For about three months now, I’ve been going for Flamenco classes and have been enjoying every moment. It’s such a beautiful form of art – the passion, the grace and the sensuality. I can’t believe that I’ve discovered this love at such a late stage in life, but better later than never, right?
The first one was Nova Galega de Danza which I got due to a mix up – mistakenly thinking that the tickets that I bought online was for that evening, last Friday, but it turned out to be for Monday instead. I was stunned, but not wanting to waste the trip, I another pair of tickets anyway and had a look.
“Son” was an interesting interpretation of the Spanish dance with a fusion of Galician and Contemporary dance. Because it was a last minute thing, I didn’t managed to do any research and when it started, for the first 15 minutes or so, I was confused because it appeared to be completely modern dance … I didn’t see any Flamenco dancing at all. But at length, the high energy appeared and it was fascinating to watch as the men poised and did their footwork.
It wasn’t what I expected, but I enjoyed myself in the end.
On Monday, we watched a musical group, lead by Alfonso Aroca – who instead of playing the guitar, uses the piano for his rendition of the Flamenco. So there was the pianist, a guitarist, two percussionists, a singer and a dancer. It was unique. In the end, the ensemble sounded more like jazz – even the flamenco dancer, I feel did his own interpretation of a flamenco dance with a jazz feel.
Here is a segment of what I watched.
Yesterday, we managed to catch the final act with Manuel Linan, which in my opinion was the magnum opus of the entire festival. Which explained why it was completely sold out by the time we arrived at the auditorium and we were lucky to get our seats because of some last minute cancellations.
Manuel Linan does traditional flamenco but the act that we watched yesterday had a twist as the title of the act was “Reversible”. Which explains why he wore a bata de cola and a shawl and danced the female roles while the female player did vice versa.
The entire performance was a feast for the eyes and I was enthralled from the beginning to the end. It wasn’t hard to understand why it was a full house last evening. It was completely mesmerising and the entire ensemble was perfect. I loved the music, I loved the dance, I loved the singing.
I don’t believe that Manuel Linan wanted to be a female while dancing, the way he moves, even in the skirt and the shawl was still very masculine. But his intention was probably to show that even men (and women) can do each other’s roles even in something as traditional as Flamenco.
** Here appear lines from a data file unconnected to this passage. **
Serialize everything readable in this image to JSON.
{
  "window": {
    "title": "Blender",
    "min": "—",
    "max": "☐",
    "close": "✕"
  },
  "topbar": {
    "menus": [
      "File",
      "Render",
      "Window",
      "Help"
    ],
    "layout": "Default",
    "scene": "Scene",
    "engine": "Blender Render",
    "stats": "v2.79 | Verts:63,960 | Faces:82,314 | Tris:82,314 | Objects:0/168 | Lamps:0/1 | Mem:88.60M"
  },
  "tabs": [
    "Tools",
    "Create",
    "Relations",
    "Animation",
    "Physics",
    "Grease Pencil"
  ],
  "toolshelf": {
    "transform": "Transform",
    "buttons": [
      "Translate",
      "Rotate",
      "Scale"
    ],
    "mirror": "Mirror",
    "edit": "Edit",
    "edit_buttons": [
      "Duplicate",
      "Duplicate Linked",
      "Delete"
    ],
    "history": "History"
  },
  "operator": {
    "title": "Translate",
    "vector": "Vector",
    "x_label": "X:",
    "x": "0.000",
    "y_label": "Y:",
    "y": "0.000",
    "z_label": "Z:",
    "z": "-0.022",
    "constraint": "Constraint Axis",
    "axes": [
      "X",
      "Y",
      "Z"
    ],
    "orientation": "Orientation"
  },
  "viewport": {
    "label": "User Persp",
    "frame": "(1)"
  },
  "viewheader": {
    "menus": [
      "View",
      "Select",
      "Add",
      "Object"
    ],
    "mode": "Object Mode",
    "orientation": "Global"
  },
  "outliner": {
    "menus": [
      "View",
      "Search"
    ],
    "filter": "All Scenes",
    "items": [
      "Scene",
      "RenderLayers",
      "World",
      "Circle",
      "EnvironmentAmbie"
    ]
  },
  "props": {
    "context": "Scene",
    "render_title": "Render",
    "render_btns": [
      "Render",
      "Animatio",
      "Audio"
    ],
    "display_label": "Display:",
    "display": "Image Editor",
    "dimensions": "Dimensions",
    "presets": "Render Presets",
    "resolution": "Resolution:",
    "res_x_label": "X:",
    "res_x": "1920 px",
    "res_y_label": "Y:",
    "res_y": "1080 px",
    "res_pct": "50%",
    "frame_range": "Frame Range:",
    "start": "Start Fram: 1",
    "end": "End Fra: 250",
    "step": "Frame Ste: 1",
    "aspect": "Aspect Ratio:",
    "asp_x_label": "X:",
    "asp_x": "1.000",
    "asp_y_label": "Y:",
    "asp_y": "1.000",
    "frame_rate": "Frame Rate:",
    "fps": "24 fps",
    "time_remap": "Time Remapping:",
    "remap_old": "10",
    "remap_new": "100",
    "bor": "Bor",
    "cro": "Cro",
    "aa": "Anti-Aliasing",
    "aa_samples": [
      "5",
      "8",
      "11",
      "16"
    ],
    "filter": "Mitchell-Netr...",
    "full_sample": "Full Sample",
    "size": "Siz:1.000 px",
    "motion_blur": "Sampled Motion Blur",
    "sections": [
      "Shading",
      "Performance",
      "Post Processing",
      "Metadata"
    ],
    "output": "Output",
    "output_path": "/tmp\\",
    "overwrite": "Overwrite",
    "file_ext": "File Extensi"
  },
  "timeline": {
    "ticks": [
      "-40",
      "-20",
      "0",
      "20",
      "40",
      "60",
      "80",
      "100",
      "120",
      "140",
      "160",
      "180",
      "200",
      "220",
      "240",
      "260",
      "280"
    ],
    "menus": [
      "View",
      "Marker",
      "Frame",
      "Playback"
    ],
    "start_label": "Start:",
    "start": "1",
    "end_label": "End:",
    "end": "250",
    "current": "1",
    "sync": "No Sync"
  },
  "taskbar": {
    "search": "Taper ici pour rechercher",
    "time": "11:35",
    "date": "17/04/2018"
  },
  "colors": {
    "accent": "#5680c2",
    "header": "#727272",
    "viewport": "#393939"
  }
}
I had an amazing time these past days and I feel very cultured. Flamenco is probably going to drain me out of my funds, nevertheless, I feel very rich inside. :p